A common mistake is that paintball is aimed at would-be soldiers. Whilst it’s true that many younger players – boys and girls alike – try paintball for the first time because they’ve grown up with “shoot ‘em up” video games, the reality is they soon learn paintball is high-energy, high adrenalin that requires great skill and fitness to reach the top levels of the sport.
Paintball can be played by pretty much anyone, young and old (venues have different minimum ages), fat, thin, fit, unfit, men and woman can all be equals on the Paintball battle field.
Does paintball hurt and is it dangerous?
Safety is paramount in paintball and a properly equipped player who uses the equipment in the right way need have no fear of an injury caused by a paintball. Like other sports, such as hockey, protective equipment is used to avert recognised risks.
By far the MOST IMPORTANT pieces of safety equipment are specially designed masks to protect the face and eyes from injury. Players receive safety briefings that emphasize the importance of ALWAYS wearing a mask, as well as following other rules, such as not firing at close range. The key role of the marshals who control the games is to enforce the rules regarding wearing masks and playing in a safe manner, such as observing minimum firing distances.
In addition to masks, players wear a one or two-piece playing suits to cover exposed skin (specialist clothing incorporates padded areas for further protection) and may also use gloves and other protective equipment.
Paintball venues have equipment that enables trained staff to check and regulate paintball markers to ensure the velocity of the round is within the permitted range (which is set down in law). Paintball technology has improved so the paintballs themselves are more fragile and burst on impact.
Many Paintball venues now use a smaller sized (50cal) Paintball and goes by the name Low Impact Paintball. Due to the reduced size, the energy and impact of these smaller Paintballs is much lower. The rush is just the same but if you’re scared of getting hurt then check out Low Impact Paintball. .
Players wearing the right equipment and playing in a safe manner as covered in the safety briefing run no greater risk – probably much less – of bruises or injury than someone playing a field sport like football.

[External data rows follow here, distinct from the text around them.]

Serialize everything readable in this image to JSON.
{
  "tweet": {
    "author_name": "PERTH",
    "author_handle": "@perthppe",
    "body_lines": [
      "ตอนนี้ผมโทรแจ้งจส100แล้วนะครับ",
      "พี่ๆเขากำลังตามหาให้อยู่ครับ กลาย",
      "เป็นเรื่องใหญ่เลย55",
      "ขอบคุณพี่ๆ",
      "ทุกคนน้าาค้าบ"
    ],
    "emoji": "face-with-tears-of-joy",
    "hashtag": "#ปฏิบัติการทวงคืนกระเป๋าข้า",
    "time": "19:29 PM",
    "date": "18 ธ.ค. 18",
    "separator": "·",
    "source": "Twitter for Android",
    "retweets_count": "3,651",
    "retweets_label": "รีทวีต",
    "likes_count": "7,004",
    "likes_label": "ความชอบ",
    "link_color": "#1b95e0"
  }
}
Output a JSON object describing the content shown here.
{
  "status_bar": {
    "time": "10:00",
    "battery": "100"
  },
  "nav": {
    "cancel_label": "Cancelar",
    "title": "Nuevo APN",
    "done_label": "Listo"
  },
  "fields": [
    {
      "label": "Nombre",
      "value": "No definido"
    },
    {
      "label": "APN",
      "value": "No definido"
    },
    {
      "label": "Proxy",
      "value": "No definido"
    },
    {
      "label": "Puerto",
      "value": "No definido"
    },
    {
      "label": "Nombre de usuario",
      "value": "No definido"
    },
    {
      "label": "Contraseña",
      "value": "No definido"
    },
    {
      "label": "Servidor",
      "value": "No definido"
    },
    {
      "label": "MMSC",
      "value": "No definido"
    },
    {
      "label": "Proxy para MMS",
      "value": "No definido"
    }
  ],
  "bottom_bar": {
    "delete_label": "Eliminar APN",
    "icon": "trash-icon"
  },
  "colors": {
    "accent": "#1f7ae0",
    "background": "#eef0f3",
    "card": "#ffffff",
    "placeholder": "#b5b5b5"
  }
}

How much does Paintballing cost?
For a recreational player going paintballing, a good average of cost is around £10 per playing hour.
Most venues catering for such players will offer either an entry fee (covering equipment hire) and paintballs at anything between £5 and £8 per 100, or will offer packages that include equipment, a specific number of paintballs and sometimes refreshments. A typical package that includes 500 paintballs (good for several hours of play if you are not too trigger-happy) will cost around £35 per person.

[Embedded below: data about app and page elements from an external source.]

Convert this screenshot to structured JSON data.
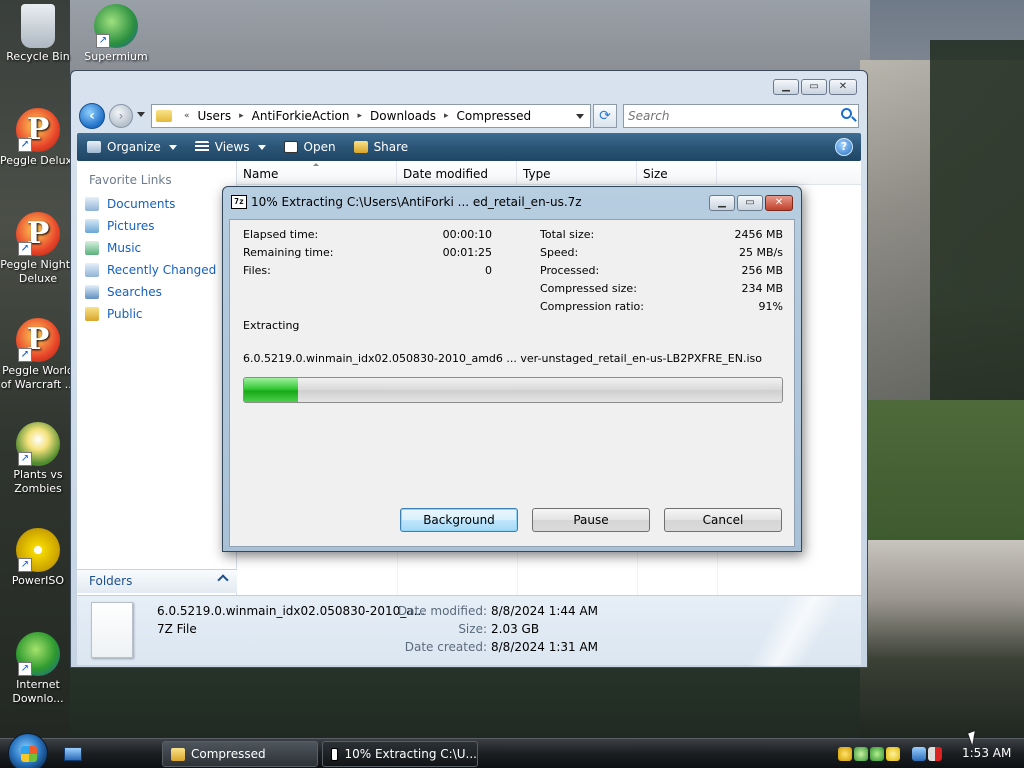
{
  "desktop": {
    "icons": [
      {
        "label": "Recycle Bin",
        "icon": "recycle-bin-icon"
      },
      {
        "label": "Supermium",
        "icon": "supermium-icon"
      },
      {
        "label": "Peggle Deluxe",
        "icon": "peggle-icon"
      },
      {
        "label": "Peggle Nights Deluxe",
        "icon": "peggle-nights-icon"
      },
      {
        "label": "Peggle World of Warcraft ...",
        "icon": "peggle-wow-icon"
      },
      {
        "label": "Plants vs Zombies",
        "icon": "plants-vs-zombies-icon"
      },
      {
        "label": "PowerISO",
        "icon": "poweriso-icon"
      },
      {
        "label": "Internet Downlo...",
        "icon": "internet-download-manager-icon"
      }
    ]
  },
  "explorer": {
    "breadcrumb": {
      "overflow": "«",
      "items": [
        "Users",
        "AntiForkieAction",
        "Downloads",
        "Compressed"
      ],
      "separator": "▸"
    },
    "search_placeholder": "Search",
    "toolbar": {
      "organize": "Organize",
      "views": "Views",
      "open": "Open",
      "share": "Share",
      "help": "?"
    },
    "favorite_links": {
      "title": "Favorite Links",
      "items": [
        "Documents",
        "Pictures",
        "Music",
        "Recently Changed",
        "Searches",
        "Public"
      ]
    },
    "folders_label": "Folders",
    "columns": [
      "Name",
      "Date modified",
      "Type",
      "Size"
    ],
    "details": {
      "name": "6.0.5219.0.winmain_idx02.050830-2010_a...",
      "type": "7Z File",
      "date_modified_label": "Date modified:",
      "date_modified": "8/8/2024 1:44 AM",
      "size_label": "Size:",
      "size": "2.03 GB",
      "date_created_label": "Date created:",
      "date_created": "8/8/2024 1:31 AM"
    },
    "window_buttons": {
      "minimize": "▁",
      "maximize": "▭",
      "close": "✕"
    }
  },
  "zip_dialog": {
    "title": "10% Extracting C:\\Users\\AntiForki ... ed_retail_en-us.7z",
    "app_badge": "7z",
    "elapsed_label": "Elapsed time:",
    "elapsed": "00:00:10",
    "remaining_label": "Remaining time:",
    "remaining": "00:01:25",
    "files_label": "Files:",
    "files": "0",
    "total_size_label": "Total size:",
    "total_size": "2456 MB",
    "speed_label": "Speed:",
    "speed": "25 MB/s",
    "processed_label": "Processed:",
    "processed": "256 MB",
    "compressed_size_label": "Compressed size:",
    "compressed_size": "234 MB",
    "compression_ratio_label": "Compression ratio:",
    "compression_ratio": "91%",
    "status": "Extracting",
    "current_file": "6.0.5219.0.winmain_idx02.050830-2010_amd6 ... ver-unstaged_retail_en-us-LB2PXFRE_EN.iso",
    "progress_fraction": 0.1,
    "buttons": {
      "background": "Background",
      "pause": "Pause",
      "cancel": "Cancel"
    }
  },
  "taskbar": {
    "tasks": [
      "Compressed",
      "10% Extracting C:\\U..."
    ],
    "clock": "1:53 AM"
  },
  "colors": {
    "link": "#1560bd",
    "progress": "#18a918",
    "toolbar": "#2b5577"
  }
}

How Long does Paintball last?
The length of time you will play varies from venue to venue and depends very much on how many paintballs you buy. Typically you’ll be able to play for anything from a couple of hours to a full day. Some venues only open at weekends but many are open for bookings on weekdays. Many sites will continue to play into the evening during the lighter summer months.
What do I need to take with me?
Sites will recommend you wear clothing suitable for the weather – ideally clothing you’re not too concerned about – and sensible footwear, such as old trainers, sports or work boots or wellingtons. Players often wear hoodies and bring gloves with them. A change of clothing may also be needed if the day is wet or the ground muddy as the dirt and wet can penetrate the suits you’ll be issued with.
The most important thing to bring with you is sense of humour and a willingness to get stuck in and possibly make a fool of yourself.
How do I arrange a Paintball game?
Click the ‘Find a Venue’ button below
Give the venue a call – they’ll be happy to advise you on all aspects of the event you are planning, can tailor the day to your needs and will tell you how much it will cost, what to bring, when to arrive and so on.
You will be asked to pay a deposit for the number of players to plan to bring and then it’s just a case of turning up on the specified day to experience the ultimate adrenalin rush!